- [Data shown]
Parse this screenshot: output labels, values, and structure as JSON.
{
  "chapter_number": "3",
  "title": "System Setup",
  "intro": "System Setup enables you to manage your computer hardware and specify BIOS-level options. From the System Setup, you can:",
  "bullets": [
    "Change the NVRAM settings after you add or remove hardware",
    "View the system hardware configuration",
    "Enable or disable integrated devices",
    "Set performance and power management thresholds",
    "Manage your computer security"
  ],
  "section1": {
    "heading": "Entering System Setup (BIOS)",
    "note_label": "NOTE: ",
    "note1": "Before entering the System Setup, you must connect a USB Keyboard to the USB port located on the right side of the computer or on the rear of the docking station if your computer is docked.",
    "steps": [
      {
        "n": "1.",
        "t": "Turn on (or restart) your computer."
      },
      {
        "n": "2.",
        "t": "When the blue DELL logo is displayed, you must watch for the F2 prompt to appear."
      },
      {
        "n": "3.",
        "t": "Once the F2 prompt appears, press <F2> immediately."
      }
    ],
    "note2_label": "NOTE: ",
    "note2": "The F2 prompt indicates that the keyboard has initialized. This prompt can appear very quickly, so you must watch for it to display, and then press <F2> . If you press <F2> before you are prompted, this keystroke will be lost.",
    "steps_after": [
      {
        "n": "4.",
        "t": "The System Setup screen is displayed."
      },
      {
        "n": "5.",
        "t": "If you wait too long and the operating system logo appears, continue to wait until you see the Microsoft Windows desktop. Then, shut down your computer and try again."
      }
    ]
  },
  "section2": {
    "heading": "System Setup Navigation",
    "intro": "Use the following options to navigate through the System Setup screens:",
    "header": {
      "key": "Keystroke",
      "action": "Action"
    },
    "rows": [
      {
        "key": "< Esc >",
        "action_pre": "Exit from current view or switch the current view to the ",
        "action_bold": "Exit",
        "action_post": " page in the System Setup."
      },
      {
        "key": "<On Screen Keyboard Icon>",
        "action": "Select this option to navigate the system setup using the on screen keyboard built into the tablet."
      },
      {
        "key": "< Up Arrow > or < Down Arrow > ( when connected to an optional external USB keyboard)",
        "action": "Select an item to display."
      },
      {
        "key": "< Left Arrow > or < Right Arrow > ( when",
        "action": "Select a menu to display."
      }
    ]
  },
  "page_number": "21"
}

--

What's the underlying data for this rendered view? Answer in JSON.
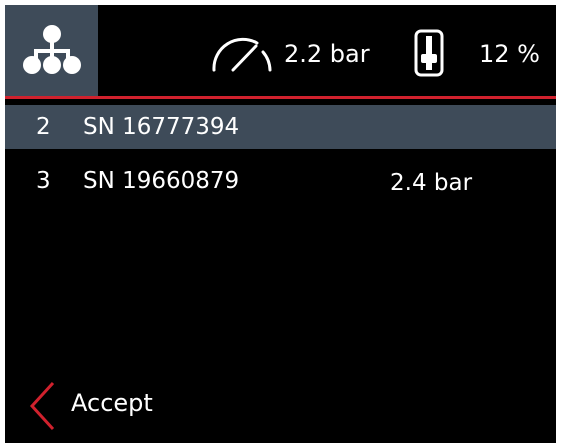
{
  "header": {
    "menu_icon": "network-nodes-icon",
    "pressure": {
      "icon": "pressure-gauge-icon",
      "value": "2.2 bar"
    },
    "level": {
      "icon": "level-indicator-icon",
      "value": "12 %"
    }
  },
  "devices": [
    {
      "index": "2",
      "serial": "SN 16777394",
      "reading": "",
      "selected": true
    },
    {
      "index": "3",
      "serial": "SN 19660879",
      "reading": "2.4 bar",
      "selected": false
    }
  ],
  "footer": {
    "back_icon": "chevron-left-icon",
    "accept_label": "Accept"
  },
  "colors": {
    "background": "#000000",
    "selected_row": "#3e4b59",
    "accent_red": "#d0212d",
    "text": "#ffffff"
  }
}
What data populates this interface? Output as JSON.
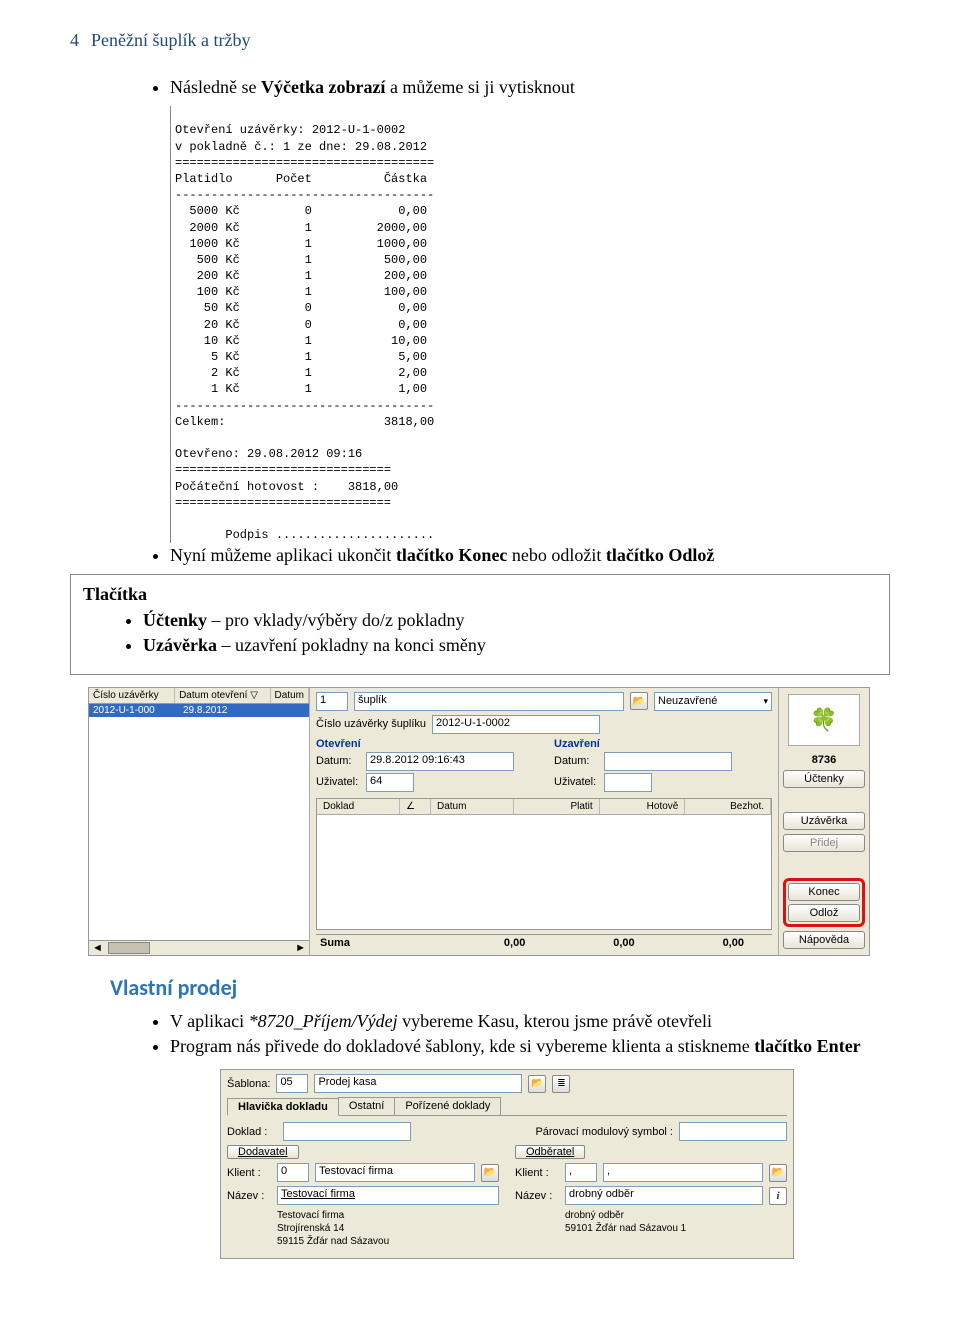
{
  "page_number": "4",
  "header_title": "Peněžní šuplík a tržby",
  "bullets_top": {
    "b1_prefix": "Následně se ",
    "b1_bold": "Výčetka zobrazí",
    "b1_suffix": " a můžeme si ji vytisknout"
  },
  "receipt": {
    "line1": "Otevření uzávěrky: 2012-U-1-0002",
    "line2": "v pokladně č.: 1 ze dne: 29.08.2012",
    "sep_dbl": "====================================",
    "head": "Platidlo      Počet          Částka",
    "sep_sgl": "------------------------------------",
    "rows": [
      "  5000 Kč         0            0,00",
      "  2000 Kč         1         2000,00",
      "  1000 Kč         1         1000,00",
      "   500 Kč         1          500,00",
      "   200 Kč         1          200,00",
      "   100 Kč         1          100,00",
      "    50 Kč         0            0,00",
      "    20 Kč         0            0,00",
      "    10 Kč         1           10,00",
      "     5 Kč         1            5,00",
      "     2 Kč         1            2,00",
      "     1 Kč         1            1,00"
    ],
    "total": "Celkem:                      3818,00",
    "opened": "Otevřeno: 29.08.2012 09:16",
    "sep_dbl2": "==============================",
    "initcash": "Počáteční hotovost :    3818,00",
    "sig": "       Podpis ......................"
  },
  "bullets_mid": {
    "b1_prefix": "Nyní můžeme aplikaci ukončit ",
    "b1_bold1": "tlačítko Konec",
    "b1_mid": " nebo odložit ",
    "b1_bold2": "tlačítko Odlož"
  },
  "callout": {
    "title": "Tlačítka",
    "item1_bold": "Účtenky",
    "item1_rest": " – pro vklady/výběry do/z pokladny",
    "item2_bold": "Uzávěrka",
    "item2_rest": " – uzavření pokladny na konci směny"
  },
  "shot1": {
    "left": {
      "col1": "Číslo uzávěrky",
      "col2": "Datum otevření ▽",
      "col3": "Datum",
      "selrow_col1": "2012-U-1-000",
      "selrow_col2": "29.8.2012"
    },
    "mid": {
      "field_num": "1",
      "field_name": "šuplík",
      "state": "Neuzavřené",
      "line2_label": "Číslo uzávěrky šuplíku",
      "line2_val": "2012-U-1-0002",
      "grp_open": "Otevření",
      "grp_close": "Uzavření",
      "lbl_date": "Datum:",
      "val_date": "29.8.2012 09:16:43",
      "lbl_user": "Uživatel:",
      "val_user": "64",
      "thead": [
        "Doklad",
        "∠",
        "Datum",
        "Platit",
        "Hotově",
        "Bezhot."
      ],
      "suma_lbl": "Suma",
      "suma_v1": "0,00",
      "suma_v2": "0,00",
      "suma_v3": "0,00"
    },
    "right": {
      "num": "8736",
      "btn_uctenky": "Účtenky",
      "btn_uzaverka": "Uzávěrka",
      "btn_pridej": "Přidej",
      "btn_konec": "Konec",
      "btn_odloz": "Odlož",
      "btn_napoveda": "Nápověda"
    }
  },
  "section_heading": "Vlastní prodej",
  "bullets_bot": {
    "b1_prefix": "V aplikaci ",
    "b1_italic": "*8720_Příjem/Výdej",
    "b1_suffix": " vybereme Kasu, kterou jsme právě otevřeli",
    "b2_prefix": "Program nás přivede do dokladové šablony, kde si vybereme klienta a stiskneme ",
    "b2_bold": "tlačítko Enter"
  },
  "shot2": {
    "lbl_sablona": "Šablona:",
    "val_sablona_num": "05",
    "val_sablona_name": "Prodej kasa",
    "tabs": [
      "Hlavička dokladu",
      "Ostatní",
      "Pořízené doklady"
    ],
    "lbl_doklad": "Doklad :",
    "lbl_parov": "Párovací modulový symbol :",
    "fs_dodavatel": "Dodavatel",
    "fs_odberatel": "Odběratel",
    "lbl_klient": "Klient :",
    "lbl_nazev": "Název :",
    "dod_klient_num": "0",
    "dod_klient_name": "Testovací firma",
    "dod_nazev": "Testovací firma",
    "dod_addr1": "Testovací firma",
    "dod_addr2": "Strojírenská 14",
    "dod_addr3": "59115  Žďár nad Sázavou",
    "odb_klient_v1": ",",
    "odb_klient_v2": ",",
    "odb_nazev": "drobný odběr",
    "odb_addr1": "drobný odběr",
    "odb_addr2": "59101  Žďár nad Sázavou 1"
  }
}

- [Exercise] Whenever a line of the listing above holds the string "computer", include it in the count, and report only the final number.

- [The completed task] 5